Contrary to what you may have seen in cartoons like Tom & Jerry, mice don’t need a big hole to get into your home. They can squeeze in holes smaller than the circumference of your pinky finger. Therefore, first inspect the outside of your home for cracks and holes, and if there is evidence that they have already entered your home, use the above tips on how to get rid of mice naturally. Non-lethal and non-toxic methods do better in the long run to protect your family, pets and the mice from harmful chemicals.
You can find further details of Mice Control here.
Thank you for all the information. Despite having a cat (and 4 dogs) I have been having an unusually large infestation of mice. In fact the mice chewed up the wiring on my cookstove and I am having to purchase a new stove. I am trying to find ways to hopefully prevent my new stove from being chewed up. I have been using sticky traps and gotten quite a few and have added an ultrasonic system to see if that helps. Your tips of using peppermint, etc. is going to be added to my list.

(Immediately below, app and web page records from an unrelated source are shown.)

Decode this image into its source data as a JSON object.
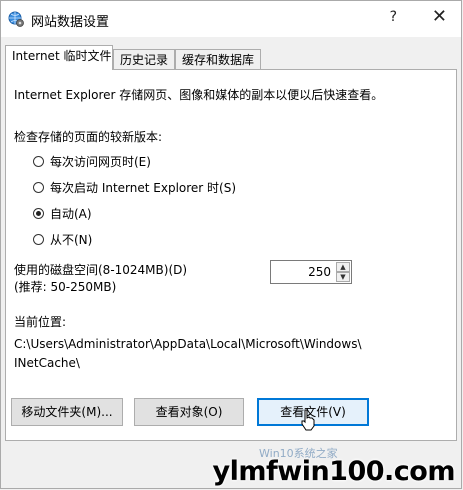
{
  "window": {
    "title": "网站数据设置",
    "help_glyph": "?",
    "close_glyph": "✕",
    "icon": "settings-globe-icon"
  },
  "tabs": [
    {
      "label": "Internet 临时文件",
      "active": true
    },
    {
      "label": "历史记录",
      "active": false
    },
    {
      "label": "缓存和数据库",
      "active": false
    }
  ],
  "panel": {
    "description": "Internet Explorer 存储网页、图像和媒体的副本以便以后快速查看。",
    "check_label": "检查存储的页面的较新版本:",
    "radios": [
      {
        "label": "每次访问网页时(E)",
        "checked": false
      },
      {
        "label": "每次启动 Internet Explorer 时(S)",
        "checked": false
      },
      {
        "label": "自动(A)",
        "checked": true
      },
      {
        "label": "从不(N)",
        "checked": false
      }
    ],
    "disk_label_line1": "使用的磁盘空间(8-1024MB)(D)",
    "disk_label_line2": "(推荐: 50-250MB)",
    "disk_value": "250",
    "location_label": "当前位置:",
    "location_line1": "C:\\Users\\Administrator\\AppData\\Local\\Microsoft\\Windows\\",
    "location_line2": "INetCache\\"
  },
  "buttons": {
    "move_folder": "移动文件夹(M)...",
    "view_objects": "查看对象(O)",
    "view_files": "查看文件(V)"
  },
  "watermark": {
    "text": "ylmfwin100.com",
    "sub": "Win10系统之家"
  },
  "colors": {
    "focus": "#0078d7",
    "panel_bg": "#ffffff",
    "dialog_bg": "#f0f0f0"
  }
}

I have tried everything on here them little annoying things just run a muck ,is there anything that they don’t like so they will leave I can’t have a cat I have to Pitts,,I also have a pet rabbit so there is alot I can’t try but good grief there has got to be something to put around to get rid of these things ,,iam not dirty no food I’d laying around grrrrrr
Ihave rats outside my doors pest control have put a bait box outside but afraid get in my house
I live in an apt. last year a mouse got in through the heater on the baseboard he died. Now last night I saw another little mouse run from behind the couch!! YIKES!! I do have a small pet bird I surely don’t want mice around her. The maintenance guy was in fixing the valve on the heater could the mouse come in then? Never saw them before last night.
I’m going to put in a call to the office.
Any suggestions? Thanks